1. Yellowknife, Northern Territory, Canada 
Professor Gavin Renwick (Dundee University) has worked with a group known as 'Gameti', a Tlicho Nations hamlet close to Yellowknife. A principle activity in the area is the mineral exploitation of diamonds. Gameti now has the highest per capita income and most qualified population in Canada. Climate extremes range from 25 degrees in summer to -40 degrees in winter. The Tlicho peoples - for whom such concepts as 'homeland' and 'home' relate to the land - have been fixed in this area for millennia. Renwick has sought to bridge the gap between these and the predominantly Canadian-European society recently settled or imported. Renwick is interpreting the vision of the elders for their community, developing more sustainable planning methods, and has developed a design for a prototype house that can match the community shared image of what a home should be. At the same time, a common cultural language of a more appropriate twenty-first century culture and existence is emerging from Renwick's collaborations with the Community elders. In terms of Knowledge Exchange, such methods are vital in stimulating research/public policy interaction here, where there has been a widening gap between public policy, related institutions for implementation, and the local communities. Networked workshops and publications now have some federal government sponsorship. Professor Renwick is Chair of Art and Policy at Duncan of Jordanstone College, Dundee University.
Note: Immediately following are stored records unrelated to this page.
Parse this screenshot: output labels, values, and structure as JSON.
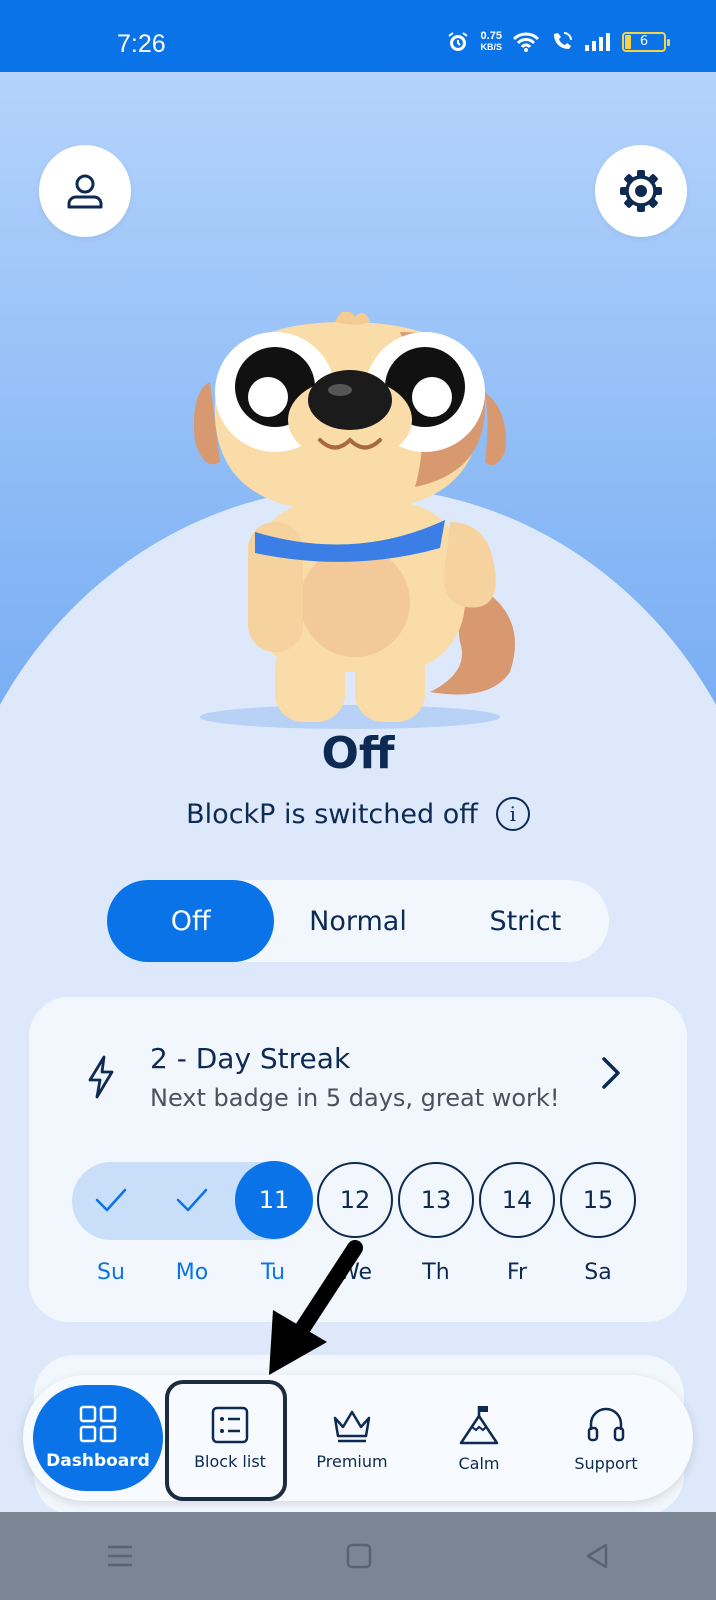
{
  "status_bar": {
    "time": "7:26",
    "net_speed_value": "0.75",
    "net_speed_unit": "KB/S",
    "battery": "6"
  },
  "mode": {
    "title": "Off",
    "subtitle": "BlockP is switched off"
  },
  "segment": {
    "options": [
      "Off",
      "Normal",
      "Strict"
    ],
    "selected": "Off"
  },
  "streak": {
    "title": "2 - Day Streak",
    "subtitle": "Next badge in 5 days, great work!",
    "days": [
      {
        "label": "Su",
        "value": "",
        "state": "done"
      },
      {
        "label": "Mo",
        "value": "",
        "state": "done"
      },
      {
        "label": "Tu",
        "value": "11",
        "state": "today"
      },
      {
        "label": "We",
        "value": "12",
        "state": "upcoming"
      },
      {
        "label": "Th",
        "value": "13",
        "state": "upcoming"
      },
      {
        "label": "Fr",
        "value": "14",
        "state": "upcoming"
      },
      {
        "label": "Sa",
        "value": "15",
        "state": "upcoming"
      }
    ]
  },
  "nav": {
    "items": [
      {
        "label": "Dashboard",
        "icon": "grid-icon"
      },
      {
        "label": "Block list",
        "icon": "list-icon"
      },
      {
        "label": "Premium",
        "icon": "crown-icon"
      },
      {
        "label": "Calm",
        "icon": "mountain-icon"
      },
      {
        "label": "Support",
        "icon": "headset-icon"
      }
    ],
    "active": "Dashboard",
    "highlighted": "Block list"
  },
  "colors": {
    "primary": "#0a73e8",
    "dark_text": "#0d2a52",
    "background": "#dde9fb"
  }
}
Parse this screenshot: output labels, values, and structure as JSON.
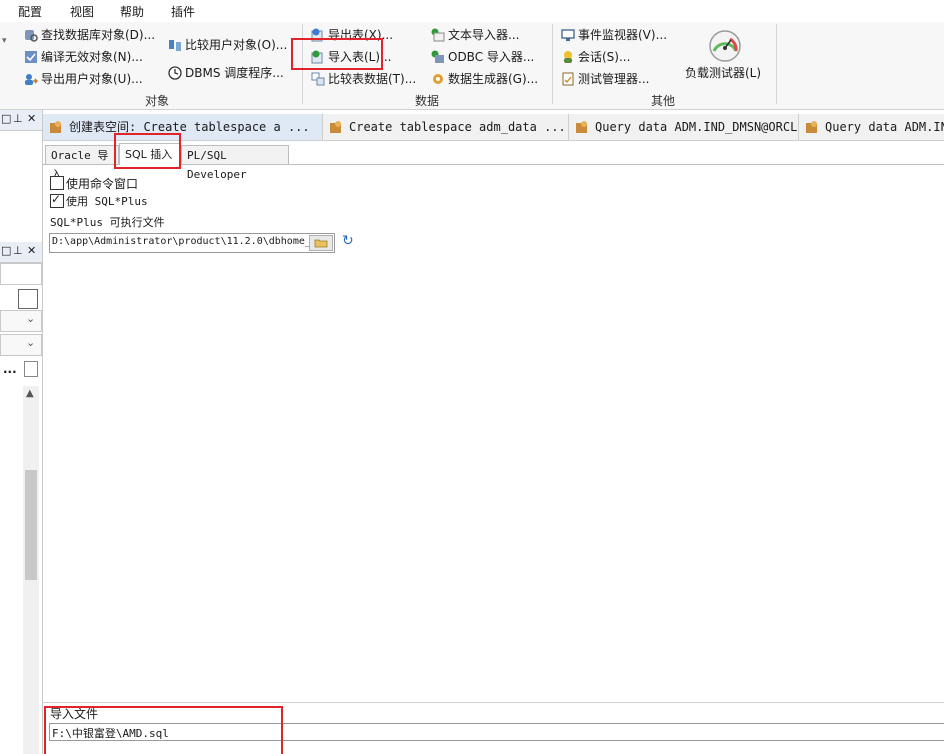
{
  "menu": [
    "配置",
    "视图",
    "帮助",
    "插件"
  ],
  "ribbon": {
    "objects": {
      "items": [
        "查找数据库对象(D)...",
        "编译无效对象(N)...",
        "导出用户对象(U)...",
        "比较用户对象(O)...",
        "DBMS 调度程序..."
      ],
      "label": "对象"
    },
    "data": {
      "items": [
        "导出表(X)...",
        "导入表(L)...",
        "比较表数据(T)...",
        "文本导入器...",
        "ODBC 导入器...",
        "数据生成器(G)..."
      ],
      "label": "数据"
    },
    "other": {
      "items": [
        "事件监视器(V)...",
        "会话(S)...",
        "测试管理器...",
        "负载测试器(L)"
      ],
      "label": "其他"
    }
  },
  "left_panel": {
    "ellipsis": "..."
  },
  "doc_tabs": [
    "创建表空间: Create tablespace a ...",
    "Create tablespace adm_data ...",
    "Query data ADM.IND_DMSN@ORCL",
    "Query data ADM.IN"
  ],
  "sub_tabs": [
    "Oracle 导入",
    "SQL 插入",
    "PL/SQL Developer"
  ],
  "options": {
    "use_cmd_window": "使用命令窗口",
    "use_cmd_checked": false,
    "use_sqlplus": "使用 SQL*Plus",
    "use_sqlplus_checked": true,
    "sqlplus_exe_label": "SQL*Plus 可执行文件",
    "sqlplus_exe_value": "D:\\app\\Administrator\\product\\11.2.0\\dbhome_"
  },
  "import_file": {
    "label": "导入文件",
    "value": "F:\\中银富登\\AMD.sql"
  }
}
2. Cairngorm, Scotland 
Artist Arthur Watson (Dundee University, Secretary, Royal Scottish Academy) and Architect Fergus Purdie have developed a creative visual language for the Cairngorm Mountain core area, working with colleague Emeritus Professor Will MacLean. In their observation, the topographical rarities of the hidden folds and corries in the land, the climatic vagaries of trees and snow, open the way to new interpretations of landscape. Again, two cultures have been at variance, that of the indigenous inhabitants and the Scottish incomers from the South. Within this dichotomy, local inhabitants struggle to sustain a vibrant oral culture. This tradition, long curated and developed by Highlanders such as the late Hamish Henderson, incorporates folk-song, ballad, tales and proverbs, as well as a glossary of Scots words for various conditions of snow and natural phenomena, both ecological and localised, and texts incised on mountain sides; and now includes a form language of shelters for the respite of mountain visitors. The Cairngorm project includes installations of land art: Fergus Purdie has, with artist Lei Cox, developed a camera obscura, which includes a video projection booth so that user reactions can be recorded. The Cairngorm project endeavours to mitigate the adverse effects of tourism on the region and to embolden the local community by projecting a shared idea of identity.


3. Lapland/Lappi, Finland 
Emeritus Professor Juhani Pallasmaa will provide the Geddes Institute with material on Lappi culture for inclusion as the third 'island' in the Archipelago. Since early December we have explored the possibility of including his work with several community centres, recently developed with the support of local community groups. In this area, seasonal tourism combined with reindeer herding/culling remains a major and traditional source of income. Professor Pallasmaa is assessing the impact on traditional communities of tourism, consumer culture, the diminution of public services, and the concentration of internet cafe/post distribution and management (medical services in particular). Numerous parallels to Scotland suggest themselves, including the current massive reduction of rural post offices in Scotland, which threatens to reduce the long-term sustainability of peripheral communities.